TASK TO CARRY OUT: Go through the records and copy each line where the string "name" occurs.

------------------------------------------------

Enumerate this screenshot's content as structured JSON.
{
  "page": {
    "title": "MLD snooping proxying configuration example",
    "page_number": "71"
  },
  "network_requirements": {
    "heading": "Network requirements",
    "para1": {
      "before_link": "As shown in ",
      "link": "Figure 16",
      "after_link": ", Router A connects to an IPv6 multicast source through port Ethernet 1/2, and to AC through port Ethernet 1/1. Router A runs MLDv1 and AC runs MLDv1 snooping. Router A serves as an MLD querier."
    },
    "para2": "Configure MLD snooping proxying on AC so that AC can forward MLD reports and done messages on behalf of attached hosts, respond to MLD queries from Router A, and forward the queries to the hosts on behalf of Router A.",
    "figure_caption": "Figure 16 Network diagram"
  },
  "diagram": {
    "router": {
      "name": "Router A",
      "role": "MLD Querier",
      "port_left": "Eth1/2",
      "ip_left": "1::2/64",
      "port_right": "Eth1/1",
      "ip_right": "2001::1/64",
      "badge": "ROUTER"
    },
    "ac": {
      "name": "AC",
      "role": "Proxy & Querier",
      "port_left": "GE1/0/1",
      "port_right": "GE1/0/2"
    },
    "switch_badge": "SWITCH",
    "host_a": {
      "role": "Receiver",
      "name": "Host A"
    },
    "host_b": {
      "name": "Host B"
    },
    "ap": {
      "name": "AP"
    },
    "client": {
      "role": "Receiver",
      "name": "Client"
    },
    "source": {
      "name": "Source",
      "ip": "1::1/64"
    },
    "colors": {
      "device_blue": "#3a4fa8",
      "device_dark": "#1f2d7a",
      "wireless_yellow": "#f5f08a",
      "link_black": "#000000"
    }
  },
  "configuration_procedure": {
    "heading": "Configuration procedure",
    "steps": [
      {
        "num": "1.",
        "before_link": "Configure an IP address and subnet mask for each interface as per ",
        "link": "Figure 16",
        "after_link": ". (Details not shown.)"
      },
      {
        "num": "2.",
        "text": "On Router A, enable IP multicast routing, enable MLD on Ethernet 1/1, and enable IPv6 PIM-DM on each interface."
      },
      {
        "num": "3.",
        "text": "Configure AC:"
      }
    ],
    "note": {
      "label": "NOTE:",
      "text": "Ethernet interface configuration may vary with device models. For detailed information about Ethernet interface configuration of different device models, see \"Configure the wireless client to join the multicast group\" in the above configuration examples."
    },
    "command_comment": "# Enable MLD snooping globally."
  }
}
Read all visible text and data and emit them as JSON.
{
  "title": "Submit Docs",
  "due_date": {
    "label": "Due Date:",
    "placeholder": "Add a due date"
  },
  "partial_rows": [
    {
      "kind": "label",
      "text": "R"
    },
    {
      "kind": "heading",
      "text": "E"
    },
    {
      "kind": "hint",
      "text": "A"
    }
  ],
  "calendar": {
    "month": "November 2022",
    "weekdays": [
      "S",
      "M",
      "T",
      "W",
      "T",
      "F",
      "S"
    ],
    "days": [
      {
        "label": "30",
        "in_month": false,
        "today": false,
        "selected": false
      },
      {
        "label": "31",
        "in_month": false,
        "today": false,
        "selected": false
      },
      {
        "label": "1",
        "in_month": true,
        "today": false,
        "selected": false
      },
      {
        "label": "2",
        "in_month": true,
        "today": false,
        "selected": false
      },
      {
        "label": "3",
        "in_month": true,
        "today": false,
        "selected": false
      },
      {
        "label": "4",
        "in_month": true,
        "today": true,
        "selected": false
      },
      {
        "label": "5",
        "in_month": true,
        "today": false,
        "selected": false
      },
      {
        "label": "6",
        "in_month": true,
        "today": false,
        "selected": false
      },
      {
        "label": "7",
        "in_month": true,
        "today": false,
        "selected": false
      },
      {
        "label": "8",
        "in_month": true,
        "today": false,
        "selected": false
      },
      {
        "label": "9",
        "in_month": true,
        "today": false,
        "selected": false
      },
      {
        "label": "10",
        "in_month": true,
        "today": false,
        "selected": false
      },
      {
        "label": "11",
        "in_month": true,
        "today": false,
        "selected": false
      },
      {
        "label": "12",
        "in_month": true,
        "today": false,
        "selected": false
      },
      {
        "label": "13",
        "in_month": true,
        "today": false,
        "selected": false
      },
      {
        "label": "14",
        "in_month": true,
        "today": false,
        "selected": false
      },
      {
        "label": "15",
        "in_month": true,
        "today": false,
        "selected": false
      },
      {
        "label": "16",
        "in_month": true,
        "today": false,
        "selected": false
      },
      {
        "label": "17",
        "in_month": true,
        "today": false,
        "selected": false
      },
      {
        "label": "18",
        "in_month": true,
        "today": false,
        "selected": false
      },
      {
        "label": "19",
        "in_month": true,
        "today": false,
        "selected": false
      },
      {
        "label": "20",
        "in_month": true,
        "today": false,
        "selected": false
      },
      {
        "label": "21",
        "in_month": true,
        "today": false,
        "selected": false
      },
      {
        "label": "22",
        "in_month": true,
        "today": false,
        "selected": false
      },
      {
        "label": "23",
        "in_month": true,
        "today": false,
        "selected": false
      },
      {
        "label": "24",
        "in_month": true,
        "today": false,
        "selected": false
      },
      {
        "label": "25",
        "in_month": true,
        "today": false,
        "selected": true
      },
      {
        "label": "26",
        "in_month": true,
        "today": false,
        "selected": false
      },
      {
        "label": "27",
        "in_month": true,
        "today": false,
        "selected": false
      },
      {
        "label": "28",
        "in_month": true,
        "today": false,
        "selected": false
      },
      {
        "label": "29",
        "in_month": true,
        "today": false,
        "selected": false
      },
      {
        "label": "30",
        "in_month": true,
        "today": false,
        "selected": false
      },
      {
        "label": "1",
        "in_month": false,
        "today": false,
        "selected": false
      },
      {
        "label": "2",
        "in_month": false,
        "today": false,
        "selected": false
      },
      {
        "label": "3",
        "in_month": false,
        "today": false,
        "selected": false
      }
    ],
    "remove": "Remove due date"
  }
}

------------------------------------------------

FINISHED EXERCISE:
      "name": "Router A",
      "name": "AC",
      "name": "Host A"
      "name": "Host B"
      "name": "AP"
      "name": "Client"
      "name": "Source",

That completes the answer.